[Exercise goal]: Tally the lines of the data below that contain the string "your". Give the tally and nothing else.

[Provided data]:
*** Begin section ***

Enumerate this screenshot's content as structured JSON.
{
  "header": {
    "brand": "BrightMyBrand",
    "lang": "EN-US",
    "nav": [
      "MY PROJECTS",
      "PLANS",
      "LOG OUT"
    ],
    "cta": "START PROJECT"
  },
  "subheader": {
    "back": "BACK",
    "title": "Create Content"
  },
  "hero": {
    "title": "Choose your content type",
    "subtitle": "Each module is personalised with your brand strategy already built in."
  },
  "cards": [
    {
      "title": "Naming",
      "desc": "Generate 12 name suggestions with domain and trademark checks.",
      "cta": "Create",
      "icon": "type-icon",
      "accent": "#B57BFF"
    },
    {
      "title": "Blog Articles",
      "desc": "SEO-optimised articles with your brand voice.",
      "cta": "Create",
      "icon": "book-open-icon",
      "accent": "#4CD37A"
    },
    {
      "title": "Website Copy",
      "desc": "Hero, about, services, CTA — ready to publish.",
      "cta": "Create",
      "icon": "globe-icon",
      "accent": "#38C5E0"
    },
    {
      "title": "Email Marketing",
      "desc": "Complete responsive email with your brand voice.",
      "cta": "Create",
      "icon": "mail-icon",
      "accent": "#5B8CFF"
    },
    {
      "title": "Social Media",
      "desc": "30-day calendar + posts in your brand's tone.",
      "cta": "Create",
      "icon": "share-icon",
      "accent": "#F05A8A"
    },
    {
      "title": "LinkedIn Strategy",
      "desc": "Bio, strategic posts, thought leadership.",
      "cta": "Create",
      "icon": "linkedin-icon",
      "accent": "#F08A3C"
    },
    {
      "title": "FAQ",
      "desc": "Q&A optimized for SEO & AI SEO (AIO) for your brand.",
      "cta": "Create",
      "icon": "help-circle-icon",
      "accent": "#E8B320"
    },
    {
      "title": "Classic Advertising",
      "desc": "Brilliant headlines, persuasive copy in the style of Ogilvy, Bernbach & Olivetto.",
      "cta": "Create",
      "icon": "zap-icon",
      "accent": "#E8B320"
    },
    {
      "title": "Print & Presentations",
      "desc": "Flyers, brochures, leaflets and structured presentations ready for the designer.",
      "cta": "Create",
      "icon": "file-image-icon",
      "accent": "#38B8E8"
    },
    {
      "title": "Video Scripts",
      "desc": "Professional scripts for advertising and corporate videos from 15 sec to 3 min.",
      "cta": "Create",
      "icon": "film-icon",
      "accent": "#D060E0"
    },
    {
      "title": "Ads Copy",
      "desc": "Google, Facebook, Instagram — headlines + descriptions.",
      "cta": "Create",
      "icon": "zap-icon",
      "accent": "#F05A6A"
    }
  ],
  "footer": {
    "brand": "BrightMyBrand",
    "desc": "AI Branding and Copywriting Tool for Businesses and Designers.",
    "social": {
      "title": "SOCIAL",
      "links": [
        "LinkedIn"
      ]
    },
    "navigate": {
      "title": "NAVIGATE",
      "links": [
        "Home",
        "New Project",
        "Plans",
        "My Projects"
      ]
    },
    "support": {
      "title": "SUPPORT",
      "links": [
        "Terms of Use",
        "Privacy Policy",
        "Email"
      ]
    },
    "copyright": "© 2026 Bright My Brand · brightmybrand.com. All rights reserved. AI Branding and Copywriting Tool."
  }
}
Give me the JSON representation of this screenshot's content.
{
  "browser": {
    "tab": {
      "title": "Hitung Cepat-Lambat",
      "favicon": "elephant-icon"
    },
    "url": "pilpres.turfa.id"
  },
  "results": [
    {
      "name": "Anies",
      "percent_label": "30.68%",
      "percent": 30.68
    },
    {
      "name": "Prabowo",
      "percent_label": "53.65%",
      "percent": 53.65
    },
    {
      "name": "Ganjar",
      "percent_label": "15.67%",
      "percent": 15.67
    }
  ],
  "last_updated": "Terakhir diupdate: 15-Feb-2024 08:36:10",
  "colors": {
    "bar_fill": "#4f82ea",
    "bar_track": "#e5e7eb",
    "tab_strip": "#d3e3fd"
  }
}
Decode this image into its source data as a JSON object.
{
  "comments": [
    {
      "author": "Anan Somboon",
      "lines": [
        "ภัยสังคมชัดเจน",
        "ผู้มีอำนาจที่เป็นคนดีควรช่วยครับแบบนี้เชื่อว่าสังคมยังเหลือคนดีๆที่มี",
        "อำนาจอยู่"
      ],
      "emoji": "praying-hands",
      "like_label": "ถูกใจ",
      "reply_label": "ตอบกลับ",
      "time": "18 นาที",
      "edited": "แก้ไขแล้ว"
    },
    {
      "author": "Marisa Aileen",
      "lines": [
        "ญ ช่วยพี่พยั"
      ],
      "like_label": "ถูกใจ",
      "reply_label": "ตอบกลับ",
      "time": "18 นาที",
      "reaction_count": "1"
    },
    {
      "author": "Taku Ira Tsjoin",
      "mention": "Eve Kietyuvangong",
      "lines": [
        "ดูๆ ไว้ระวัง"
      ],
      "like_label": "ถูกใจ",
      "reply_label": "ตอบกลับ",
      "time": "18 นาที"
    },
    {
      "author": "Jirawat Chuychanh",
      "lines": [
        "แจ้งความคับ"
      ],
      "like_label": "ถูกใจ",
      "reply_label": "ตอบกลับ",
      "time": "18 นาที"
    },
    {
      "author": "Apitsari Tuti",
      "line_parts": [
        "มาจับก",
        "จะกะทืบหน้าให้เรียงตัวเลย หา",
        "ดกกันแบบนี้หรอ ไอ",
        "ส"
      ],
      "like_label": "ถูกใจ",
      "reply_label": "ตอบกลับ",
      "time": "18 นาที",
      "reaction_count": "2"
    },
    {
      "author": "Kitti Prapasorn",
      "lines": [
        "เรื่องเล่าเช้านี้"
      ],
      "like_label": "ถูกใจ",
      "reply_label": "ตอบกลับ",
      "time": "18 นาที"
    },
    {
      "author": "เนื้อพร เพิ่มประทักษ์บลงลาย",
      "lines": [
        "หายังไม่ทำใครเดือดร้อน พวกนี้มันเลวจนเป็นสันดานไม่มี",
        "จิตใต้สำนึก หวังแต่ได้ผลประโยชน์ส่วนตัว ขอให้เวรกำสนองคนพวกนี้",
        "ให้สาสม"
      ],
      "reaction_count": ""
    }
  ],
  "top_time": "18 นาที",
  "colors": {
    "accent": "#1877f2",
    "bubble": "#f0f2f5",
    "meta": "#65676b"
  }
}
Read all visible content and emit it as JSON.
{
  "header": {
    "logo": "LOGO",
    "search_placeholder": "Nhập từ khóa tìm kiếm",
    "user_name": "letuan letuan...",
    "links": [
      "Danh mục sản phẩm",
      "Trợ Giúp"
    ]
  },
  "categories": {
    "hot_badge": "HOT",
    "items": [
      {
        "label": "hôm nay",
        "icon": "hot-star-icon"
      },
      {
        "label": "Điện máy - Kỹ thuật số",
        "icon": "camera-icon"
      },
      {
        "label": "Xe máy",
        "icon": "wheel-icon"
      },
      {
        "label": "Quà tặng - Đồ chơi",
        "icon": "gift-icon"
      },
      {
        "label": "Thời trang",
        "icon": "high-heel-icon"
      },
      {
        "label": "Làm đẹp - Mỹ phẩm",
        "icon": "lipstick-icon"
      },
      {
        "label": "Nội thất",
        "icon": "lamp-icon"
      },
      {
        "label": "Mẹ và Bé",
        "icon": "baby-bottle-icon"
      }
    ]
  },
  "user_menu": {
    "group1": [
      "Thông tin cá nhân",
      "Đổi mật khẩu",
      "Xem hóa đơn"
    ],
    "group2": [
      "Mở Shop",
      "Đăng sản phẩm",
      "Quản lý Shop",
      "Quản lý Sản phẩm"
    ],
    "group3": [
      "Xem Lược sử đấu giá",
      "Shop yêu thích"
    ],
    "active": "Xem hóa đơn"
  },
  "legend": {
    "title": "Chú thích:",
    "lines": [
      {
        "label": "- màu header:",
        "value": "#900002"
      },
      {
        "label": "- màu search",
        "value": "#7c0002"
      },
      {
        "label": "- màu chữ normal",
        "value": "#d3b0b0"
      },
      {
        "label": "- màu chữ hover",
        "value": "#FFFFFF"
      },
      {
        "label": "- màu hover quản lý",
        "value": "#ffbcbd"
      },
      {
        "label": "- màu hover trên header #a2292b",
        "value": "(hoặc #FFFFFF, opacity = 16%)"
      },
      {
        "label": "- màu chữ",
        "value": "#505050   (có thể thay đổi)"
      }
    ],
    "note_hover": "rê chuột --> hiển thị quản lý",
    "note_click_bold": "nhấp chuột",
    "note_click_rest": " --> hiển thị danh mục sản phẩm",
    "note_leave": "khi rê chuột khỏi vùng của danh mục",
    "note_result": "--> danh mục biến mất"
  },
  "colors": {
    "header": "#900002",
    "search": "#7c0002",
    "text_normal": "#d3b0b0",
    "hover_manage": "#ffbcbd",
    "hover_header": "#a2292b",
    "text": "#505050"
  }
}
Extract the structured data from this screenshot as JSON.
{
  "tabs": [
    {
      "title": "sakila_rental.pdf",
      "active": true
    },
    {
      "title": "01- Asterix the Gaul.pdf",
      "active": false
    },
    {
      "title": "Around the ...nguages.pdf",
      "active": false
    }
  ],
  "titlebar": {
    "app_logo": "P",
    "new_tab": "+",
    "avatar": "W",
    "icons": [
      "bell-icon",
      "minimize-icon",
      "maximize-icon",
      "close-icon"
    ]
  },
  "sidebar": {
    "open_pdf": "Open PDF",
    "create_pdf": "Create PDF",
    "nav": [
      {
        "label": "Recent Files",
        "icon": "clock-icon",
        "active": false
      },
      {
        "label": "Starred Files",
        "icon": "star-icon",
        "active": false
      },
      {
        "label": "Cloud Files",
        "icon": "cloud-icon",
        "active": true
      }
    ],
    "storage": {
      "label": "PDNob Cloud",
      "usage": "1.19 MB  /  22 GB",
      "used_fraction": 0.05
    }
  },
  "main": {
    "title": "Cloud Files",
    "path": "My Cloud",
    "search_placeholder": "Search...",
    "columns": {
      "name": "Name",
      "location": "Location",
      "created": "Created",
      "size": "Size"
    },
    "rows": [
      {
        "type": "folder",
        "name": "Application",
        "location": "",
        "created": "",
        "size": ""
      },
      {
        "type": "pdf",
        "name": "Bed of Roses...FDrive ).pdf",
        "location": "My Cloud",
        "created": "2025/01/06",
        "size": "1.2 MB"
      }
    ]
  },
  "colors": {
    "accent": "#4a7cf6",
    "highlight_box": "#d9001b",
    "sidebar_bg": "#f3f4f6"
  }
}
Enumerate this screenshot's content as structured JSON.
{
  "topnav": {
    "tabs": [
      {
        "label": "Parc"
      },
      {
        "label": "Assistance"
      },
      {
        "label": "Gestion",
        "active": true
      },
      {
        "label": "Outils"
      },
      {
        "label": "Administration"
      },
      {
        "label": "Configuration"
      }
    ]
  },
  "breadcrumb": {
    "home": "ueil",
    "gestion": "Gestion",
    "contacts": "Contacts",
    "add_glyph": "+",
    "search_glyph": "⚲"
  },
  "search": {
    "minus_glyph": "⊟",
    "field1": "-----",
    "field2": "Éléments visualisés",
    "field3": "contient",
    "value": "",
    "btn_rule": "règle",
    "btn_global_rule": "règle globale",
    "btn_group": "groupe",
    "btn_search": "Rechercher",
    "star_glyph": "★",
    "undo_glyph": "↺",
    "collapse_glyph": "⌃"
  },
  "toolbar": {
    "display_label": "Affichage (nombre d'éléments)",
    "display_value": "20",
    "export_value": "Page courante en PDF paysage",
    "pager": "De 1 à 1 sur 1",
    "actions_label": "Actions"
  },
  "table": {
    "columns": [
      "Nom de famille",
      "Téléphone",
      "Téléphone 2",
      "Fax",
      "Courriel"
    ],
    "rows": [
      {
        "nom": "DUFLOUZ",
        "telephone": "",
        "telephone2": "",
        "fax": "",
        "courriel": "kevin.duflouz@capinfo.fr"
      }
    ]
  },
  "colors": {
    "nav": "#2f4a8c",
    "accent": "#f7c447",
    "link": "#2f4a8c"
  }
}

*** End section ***

[Solution to the exercise]: 6